  • Increased rainfall and flooding resulting from a cyclone, as well as warmer than usual surrounding ocean waters due to El Niño (This natural climate phenomenon or weather pattern fuels tropical cyclones in the Pacific, boosting rainfall and flood risk within the region)6,7

  • This meant there were more pools of water available (than usual) for dengue-carrying mosquitoes to reproduce in6

The impact

  • Some of the sick had to be cared for outside hospitals, in motorcycle taxis and on the street2

  • Emergency wards were constructed in tents on sports fields. Many patients had no choice but to stay at home9

  • Up to 90% of medical facilities in Piura city were under resourced and understaffed.4 For example, one hospital reported that 80 patients were being treated per day, overwhelming their capacity of 30 beds, and test results took up to 20 days to process4

  • Long queues at hospital pharmacies meant some patients did not wait to get medicines, opting instead to self-treat8

“Everyone I knew got it.”


– Dengue patient8

The response

  • Government measures to tackle the outbreak included fumigation to kill baby Aedes aegypti mosquitoes, and campaigns to encourage residents to use mosquito nets and to avoid having open water containers (where mosquitoes can lay eggs)4
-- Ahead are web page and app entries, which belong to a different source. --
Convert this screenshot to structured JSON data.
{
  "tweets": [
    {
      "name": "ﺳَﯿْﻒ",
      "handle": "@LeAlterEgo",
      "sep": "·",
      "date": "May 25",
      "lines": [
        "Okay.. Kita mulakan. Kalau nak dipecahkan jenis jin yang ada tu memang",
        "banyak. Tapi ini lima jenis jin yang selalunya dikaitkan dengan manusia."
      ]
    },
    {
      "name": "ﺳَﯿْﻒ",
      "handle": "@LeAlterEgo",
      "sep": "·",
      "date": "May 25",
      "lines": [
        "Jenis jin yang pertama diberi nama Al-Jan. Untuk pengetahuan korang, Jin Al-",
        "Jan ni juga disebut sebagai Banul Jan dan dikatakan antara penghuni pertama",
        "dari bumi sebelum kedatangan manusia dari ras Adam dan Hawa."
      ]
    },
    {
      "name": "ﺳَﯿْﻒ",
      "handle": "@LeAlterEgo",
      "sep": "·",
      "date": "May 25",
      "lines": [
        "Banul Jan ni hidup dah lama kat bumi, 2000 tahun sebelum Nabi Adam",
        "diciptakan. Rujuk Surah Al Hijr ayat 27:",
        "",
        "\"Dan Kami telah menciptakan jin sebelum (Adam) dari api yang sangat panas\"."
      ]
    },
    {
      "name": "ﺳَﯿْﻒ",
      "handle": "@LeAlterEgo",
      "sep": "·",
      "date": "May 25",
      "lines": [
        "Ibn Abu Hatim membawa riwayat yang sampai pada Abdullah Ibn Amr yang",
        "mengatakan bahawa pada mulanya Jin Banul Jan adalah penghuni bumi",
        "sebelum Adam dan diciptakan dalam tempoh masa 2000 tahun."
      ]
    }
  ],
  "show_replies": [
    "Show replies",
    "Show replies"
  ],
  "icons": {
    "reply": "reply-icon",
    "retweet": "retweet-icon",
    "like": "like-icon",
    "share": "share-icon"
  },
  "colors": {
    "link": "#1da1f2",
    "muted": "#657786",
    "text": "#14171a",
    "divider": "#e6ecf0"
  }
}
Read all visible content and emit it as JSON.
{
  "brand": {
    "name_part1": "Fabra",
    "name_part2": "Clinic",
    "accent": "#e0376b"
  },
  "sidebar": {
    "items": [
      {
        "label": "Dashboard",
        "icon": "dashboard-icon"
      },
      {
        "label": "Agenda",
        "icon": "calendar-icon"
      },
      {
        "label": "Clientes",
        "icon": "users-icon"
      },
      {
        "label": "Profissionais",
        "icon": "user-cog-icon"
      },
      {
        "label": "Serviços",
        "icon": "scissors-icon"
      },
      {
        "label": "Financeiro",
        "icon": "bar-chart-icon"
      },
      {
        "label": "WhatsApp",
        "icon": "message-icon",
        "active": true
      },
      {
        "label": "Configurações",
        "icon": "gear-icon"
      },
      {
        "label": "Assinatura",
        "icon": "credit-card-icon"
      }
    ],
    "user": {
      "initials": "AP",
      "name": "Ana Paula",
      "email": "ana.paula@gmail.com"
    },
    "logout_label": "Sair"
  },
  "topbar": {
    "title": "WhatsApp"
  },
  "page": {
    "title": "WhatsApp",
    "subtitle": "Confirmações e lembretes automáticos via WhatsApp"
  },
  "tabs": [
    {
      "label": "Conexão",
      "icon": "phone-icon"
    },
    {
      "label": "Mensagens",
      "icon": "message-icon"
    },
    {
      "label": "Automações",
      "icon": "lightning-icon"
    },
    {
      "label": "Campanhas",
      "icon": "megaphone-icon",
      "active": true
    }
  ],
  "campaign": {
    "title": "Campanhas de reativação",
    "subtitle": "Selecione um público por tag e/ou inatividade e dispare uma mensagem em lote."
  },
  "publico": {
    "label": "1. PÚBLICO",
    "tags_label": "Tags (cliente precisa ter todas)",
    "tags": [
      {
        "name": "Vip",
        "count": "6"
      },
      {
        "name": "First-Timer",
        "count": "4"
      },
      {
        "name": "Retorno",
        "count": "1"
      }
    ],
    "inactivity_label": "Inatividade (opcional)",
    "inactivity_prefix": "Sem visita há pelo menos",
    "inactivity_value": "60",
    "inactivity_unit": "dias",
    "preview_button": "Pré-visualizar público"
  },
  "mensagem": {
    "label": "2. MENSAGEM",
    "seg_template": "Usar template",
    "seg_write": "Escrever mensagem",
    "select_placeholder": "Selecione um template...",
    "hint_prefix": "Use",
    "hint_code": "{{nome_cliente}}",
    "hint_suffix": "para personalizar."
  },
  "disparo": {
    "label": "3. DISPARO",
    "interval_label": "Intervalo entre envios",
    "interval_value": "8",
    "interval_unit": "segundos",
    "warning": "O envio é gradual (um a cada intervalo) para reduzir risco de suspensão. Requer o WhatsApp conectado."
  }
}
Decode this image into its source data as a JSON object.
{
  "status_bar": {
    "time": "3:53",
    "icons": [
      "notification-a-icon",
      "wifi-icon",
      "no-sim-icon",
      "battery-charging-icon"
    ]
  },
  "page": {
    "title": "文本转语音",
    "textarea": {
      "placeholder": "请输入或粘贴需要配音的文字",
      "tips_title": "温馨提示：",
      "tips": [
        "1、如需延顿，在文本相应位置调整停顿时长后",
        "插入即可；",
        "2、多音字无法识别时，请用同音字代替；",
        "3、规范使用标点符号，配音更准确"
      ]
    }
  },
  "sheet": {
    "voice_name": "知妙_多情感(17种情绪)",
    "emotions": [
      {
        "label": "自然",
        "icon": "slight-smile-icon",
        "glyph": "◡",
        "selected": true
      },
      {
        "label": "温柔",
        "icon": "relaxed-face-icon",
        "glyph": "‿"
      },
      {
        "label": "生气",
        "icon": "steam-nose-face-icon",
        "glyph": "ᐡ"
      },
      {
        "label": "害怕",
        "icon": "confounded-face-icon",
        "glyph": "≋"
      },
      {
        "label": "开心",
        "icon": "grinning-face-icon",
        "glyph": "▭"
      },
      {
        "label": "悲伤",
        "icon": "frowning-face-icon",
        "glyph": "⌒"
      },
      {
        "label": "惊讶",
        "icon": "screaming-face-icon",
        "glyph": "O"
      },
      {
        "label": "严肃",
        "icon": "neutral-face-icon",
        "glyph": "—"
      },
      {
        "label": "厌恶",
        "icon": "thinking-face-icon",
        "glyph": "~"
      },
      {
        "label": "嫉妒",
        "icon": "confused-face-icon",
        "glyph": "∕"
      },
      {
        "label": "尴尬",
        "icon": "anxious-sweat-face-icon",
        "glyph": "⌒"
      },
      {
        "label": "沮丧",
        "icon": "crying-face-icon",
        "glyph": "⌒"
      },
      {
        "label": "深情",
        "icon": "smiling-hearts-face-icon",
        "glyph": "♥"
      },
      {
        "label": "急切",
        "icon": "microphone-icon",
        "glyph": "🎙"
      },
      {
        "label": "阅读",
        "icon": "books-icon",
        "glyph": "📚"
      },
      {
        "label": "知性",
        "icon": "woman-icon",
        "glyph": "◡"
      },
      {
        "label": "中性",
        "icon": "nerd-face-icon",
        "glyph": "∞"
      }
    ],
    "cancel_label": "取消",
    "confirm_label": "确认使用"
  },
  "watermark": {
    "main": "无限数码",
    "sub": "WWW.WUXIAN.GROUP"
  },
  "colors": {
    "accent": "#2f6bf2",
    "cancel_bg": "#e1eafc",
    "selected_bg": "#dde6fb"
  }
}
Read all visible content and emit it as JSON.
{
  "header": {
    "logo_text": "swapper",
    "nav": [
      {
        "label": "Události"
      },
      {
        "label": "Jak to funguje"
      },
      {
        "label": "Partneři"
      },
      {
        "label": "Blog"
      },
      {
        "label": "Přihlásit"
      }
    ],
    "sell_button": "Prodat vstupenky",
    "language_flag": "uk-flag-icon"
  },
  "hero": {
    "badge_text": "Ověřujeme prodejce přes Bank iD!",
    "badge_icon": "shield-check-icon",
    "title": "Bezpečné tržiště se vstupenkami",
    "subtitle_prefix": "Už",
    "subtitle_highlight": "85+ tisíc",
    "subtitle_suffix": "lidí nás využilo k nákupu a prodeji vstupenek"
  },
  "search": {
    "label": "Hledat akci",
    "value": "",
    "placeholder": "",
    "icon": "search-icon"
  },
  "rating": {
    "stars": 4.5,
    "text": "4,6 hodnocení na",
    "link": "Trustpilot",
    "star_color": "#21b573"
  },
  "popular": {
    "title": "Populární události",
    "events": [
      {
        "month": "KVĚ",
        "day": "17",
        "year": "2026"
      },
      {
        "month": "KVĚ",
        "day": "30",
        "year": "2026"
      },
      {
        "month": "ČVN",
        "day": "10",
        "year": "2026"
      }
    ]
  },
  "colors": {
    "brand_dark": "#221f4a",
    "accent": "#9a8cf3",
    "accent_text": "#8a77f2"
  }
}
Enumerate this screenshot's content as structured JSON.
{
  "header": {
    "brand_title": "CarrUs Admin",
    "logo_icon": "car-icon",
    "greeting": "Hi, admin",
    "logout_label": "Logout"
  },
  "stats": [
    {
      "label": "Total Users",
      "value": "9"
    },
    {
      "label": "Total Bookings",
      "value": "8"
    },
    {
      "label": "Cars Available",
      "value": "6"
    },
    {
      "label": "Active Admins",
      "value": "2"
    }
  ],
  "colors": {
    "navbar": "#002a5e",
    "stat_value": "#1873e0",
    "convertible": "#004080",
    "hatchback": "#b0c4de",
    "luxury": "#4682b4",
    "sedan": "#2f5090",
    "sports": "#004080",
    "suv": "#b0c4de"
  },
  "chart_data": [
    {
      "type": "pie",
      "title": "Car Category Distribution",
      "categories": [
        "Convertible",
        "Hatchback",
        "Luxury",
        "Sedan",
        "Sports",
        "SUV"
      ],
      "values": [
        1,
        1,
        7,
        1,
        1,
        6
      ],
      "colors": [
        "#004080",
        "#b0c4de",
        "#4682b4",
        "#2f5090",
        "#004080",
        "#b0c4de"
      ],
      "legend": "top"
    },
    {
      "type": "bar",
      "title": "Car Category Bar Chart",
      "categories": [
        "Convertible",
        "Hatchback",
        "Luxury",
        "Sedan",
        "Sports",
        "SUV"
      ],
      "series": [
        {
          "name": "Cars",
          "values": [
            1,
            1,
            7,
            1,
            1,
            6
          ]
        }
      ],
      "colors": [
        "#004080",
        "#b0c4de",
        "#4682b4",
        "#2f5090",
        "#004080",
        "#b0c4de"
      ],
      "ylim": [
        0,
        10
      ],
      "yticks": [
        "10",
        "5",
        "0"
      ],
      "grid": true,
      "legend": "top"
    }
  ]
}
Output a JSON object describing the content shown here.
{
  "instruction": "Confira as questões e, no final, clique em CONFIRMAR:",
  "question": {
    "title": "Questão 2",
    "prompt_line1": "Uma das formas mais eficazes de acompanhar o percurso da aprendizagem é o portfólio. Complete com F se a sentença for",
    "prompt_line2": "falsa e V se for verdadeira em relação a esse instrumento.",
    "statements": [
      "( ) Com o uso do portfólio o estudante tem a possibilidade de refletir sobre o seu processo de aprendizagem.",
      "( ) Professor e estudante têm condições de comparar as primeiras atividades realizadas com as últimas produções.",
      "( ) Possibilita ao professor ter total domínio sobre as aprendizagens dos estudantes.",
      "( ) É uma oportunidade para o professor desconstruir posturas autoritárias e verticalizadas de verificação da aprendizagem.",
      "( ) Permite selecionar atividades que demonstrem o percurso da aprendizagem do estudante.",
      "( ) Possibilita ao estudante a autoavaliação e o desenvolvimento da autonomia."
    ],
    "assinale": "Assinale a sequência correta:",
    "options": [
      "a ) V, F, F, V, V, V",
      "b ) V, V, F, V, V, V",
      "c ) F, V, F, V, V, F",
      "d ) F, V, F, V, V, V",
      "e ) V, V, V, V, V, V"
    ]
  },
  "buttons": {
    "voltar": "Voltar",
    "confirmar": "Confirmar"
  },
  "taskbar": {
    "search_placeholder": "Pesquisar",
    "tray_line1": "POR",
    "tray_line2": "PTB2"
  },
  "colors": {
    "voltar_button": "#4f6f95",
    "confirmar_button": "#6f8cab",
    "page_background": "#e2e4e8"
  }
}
  • Did public policy decisions affect the response to the dengue epidemic?

“…halt of prevention work prior to the rainy season due to the political and social crisis… contributed to a perfect storm.”


– Antonio Quispe, epidemiologist/former health minister advisor5

Looking ahead

  • With dengue cases in Peru showing no signs of slowing down, a strong, public response is as important as ever in fighting this disease

“Public health agencies can prepare for and respond to dengue outbreaks by evaluating and supporting implementation of effective vector control methods and vaccines, strengthening dengue surveillance, and reinforcing clinical management training to improve patient outcomes.”


– Centers for Disease Control and Prevention (CDC)10

Related content